Australia's central bank said it has room for further rates cut as it expects the local currency to fall again due to lower terms of trade.
"It was possible that the exchange rate would depreciate further over time as the terms of trade declined, which would help to foster a rebalancing of growth in the economy," the Reserve Bank of Australia (RBA) said in the minutes of its 4 June meeting.
"The board also judged that the inflation outlook as currently assessed might provide some scope for further easing, should that be required to support demand."
The bank kept its cash rate unchanged in the 4 June meeting.
Over the last 20 months, the RBA has lowered the benchmark rate by 2 percentage points to 2.75%, as the country tries to rebalance its growth amid an economic divide between its regions. While the mining regions in the north and west are rapidly growing, the manufacturers in the east and west are struggling.
"Interest rates had declined further as a result of the Board's decision at the May meeting.
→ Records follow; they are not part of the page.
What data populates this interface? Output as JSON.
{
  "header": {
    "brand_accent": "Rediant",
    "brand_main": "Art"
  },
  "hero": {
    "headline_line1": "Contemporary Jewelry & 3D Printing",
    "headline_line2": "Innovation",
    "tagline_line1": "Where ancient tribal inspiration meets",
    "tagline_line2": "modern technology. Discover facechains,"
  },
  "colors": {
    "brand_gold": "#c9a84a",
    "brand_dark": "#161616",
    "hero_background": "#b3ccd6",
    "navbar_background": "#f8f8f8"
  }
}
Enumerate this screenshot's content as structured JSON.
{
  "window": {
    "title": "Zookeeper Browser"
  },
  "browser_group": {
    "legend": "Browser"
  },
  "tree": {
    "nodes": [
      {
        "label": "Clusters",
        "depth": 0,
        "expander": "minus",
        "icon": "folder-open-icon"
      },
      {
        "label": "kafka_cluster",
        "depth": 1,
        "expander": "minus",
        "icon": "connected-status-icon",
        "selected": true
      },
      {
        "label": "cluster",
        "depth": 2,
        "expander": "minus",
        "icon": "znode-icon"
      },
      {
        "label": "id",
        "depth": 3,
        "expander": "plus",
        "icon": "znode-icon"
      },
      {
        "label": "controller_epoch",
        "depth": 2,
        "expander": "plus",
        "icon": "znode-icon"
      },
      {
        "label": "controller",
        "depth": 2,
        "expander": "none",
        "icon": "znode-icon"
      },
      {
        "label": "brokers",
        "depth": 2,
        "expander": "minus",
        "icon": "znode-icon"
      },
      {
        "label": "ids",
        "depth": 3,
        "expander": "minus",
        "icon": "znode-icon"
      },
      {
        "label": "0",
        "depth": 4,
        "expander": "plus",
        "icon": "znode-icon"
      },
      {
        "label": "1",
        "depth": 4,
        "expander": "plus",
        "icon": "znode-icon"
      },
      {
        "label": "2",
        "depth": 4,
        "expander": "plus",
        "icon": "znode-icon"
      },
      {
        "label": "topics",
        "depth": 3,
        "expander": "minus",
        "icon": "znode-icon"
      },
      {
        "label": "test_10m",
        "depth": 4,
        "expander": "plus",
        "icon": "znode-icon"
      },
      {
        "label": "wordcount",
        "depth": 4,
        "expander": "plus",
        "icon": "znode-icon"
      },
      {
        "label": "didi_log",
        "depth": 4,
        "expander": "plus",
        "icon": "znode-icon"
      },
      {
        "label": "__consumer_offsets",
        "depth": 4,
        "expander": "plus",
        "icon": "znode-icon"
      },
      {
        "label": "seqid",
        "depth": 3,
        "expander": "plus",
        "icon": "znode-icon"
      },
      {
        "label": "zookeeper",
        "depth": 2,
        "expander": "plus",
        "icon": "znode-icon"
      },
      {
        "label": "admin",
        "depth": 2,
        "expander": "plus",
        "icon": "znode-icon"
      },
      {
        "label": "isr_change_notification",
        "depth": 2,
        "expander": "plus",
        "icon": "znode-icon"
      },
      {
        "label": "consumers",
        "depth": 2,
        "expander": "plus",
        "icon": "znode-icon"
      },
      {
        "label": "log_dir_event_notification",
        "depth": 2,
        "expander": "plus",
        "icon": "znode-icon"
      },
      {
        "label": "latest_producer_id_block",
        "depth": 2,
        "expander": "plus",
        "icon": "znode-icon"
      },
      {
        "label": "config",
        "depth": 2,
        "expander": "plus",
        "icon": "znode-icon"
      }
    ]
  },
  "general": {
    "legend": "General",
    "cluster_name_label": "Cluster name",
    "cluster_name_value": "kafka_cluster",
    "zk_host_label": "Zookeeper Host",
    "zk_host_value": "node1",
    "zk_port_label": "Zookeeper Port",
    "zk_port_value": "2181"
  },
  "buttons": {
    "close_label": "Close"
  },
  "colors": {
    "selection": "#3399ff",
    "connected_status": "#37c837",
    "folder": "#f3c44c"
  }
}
The exchange rate had also depreciated noticeably, though it remained at a high level considering the decline in export prices that had taken place over the past year and a half," the bank said.
The Australian dollar held above US$1 from mid-June last year to 10 May for a notable stretch, making the country's imports more expensive.
The bank noted that international financial conditions remained very accommodative, and the below trend growth of the domestic economy over the past four quarters is likely to continue in the near term.
While investment in the mining sector is expected to remain at a high level for the next year, business conditions and investment in the non-mining sector remained subdued, according to the central bank.
Over the course of fiscal year 2013/2014, non-mining business investment is expected to grow modestly, according to the latest survey by the Australia Bureau of Statistics.